The first stop was Mercato Centrale, a quick walk from the hotel. This is the main public market of Florence, but only about half the stalls were occupied, this being the middle of Italian holidays. About half the shops we saw were closed up with a little sign saying Chiusi per Ferie, or Closed for Vacation. Still, there was enough that the kids got a good taste of an Italian public market. Downstairs was mainly seafood, bread, meat, poultry and wine shops. The kids weren’t too impressed with the way chickens were displayed, complete with head and feet still intact. Tripe was another presentation that didn’t seem to whet their appetite. Upstairs was produce, including some interesting 3 foot long cucumber like vegetables labeled as “Widow’s friends”. We thought it best to just keep moving along, before the kids started asking too many questions.
We emerged from the market just in time for a thundershower, which would prove to hang around for most of the rest of the day and into the evening. We had covered a lot of ground yesterday, so today was picking up the few places we missed (Santa Maria de Novello church, much less attractive than the postcards made it out to be and Santa Croce, which was dominated by a temporary stadium set up for a Roberto Bengini concert) but we found that we had really seen the most interest parts yesterday, so headed back to the tried and true route and tried little alley ways and paths leading off. Every one was interesting.
We grabbed a quick lunch at a great restaurant, Trattoria Benvenuti, which was recommended by Fodors, and the food was great. Jill and I went for the fixed priced 3 course menu, 12 euros, which included a pasta (I went with risotto), a main course (veal scaloppini for me, roast chicken for Jill) and salads. I had a small carafe of house wine, the kids had a dish of pasta each, and the total bill came to fifty euros, tip already included. We had been warned about how expensive everything is, but I have to say a little legwork prior to leaving and some flexibility and you don’t have to pay an arm and a leg. Some things, including beer and wine, are actually very reasonable. A large Moretti beer (almost twice the size of our North American bottles) was just 3 euros at the pizza places. You could pick up a decent bottle of Chianti (local wine) for 4 euros. At 1.4 Canadian dollars to the euro, that’s not bad!

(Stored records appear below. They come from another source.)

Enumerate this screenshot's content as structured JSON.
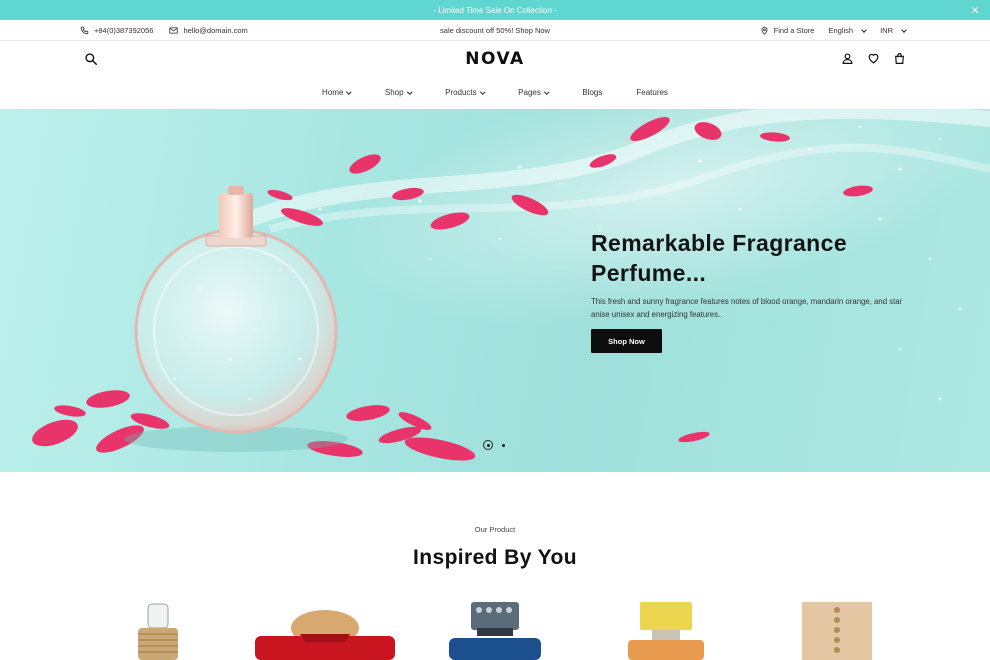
{
  "announcement": {
    "text": "- Limited Time Sale On Collection -",
    "close_icon": "close-icon"
  },
  "topbar": {
    "phone": "+84(0)387392056",
    "email": "hello@domain.com",
    "promo": "sale discount off 50%! Shop Now",
    "find_store": "Find a Store",
    "language": "English",
    "currency": "INR"
  },
  "header": {
    "logo": "NOVA",
    "icons": [
      "search-icon",
      "user-icon",
      "heart-icon",
      "cart-icon"
    ]
  },
  "nav": {
    "items": [
      {
        "label": "Home",
        "has_dropdown": true
      },
      {
        "label": "Shop",
        "has_dropdown": true
      },
      {
        "label": "Products",
        "has_dropdown": true
      },
      {
        "label": "Pages",
        "has_dropdown": true
      },
      {
        "label": "Blogs",
        "has_dropdown": false
      },
      {
        "label": "Features",
        "has_dropdown": false
      }
    ]
  },
  "hero": {
    "title_line1": "Remarkable Fragrance",
    "title_line2": "Perfume...",
    "description": "This fresh and sunny fragrance features notes of blood orange, mandarin orange, and star anise unisex and energizing features..",
    "cta": "Shop Now",
    "slides": 2,
    "active_slide": 1
  },
  "products": {
    "subtitle": "Our Product",
    "title": "Inspired By You"
  },
  "colors": {
    "announcement_bg": "#5fd6cf",
    "hero_bg": "#a8e6e2",
    "petal": "#e8336b",
    "button_bg": "#0d0d0d"
  }
}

After lunch, we wandered a little bit more and as the clouds started to gather, we decided it was time for a nap back at the hotel, a routine we were falling into. We were greeted by Gassime and our other hostess (I never did learn her name) and it felt like coming home to family. The kids curled up in bed just as it really started to rain, but we couldn’t resist opening the window and shutters to catch the sights, sounds and scents of a Tuscan rain storm. As the kids turned on the TV to watch one of our three choices of English programming (BBC News, CNN European or EuroSports, we alternated between hearing how airplane travel was grinding to a halt because of the arrest of the Al Queda terrorists in the UK, which was getting a little depressing, or watching the European track and field championships) I went to use the computer terminal with internet access in the lobby. While there, Gassime must have been taking a break because the chambermaid was on her own. A couple from South Africa were checking in and she was trying to tell them that they couldn’t check in until noon, but they could put their bags behind the desk until then. Unfortunately, their Italian was worse than her English. After hearing the same thing repeated 4 different times, I was confident enough that I had caught the gist and tried translating. I must have been close enough, because everyone went away happy. Maybe those do-it-youself learn Italian CD’s weren’t such a bad investment. I felt very worldly.
It didn’t look like the rain was going to let up, and this was our last night in Florence, so we chose to brave it, donned raincoats and headed out. The streets were still quite busy, and as we wandered by the Duomo a never ending line of boy scouts started marching into the center of the city. I’m not sure why they were there or where they were going, but there was certainly a lot of them. We must have seen thousands of them!
We soon decided to call it a night and headed back to the Hotel Europa. Tomorrow was going to be a fairly early morning, as we caught the train to Sorrento.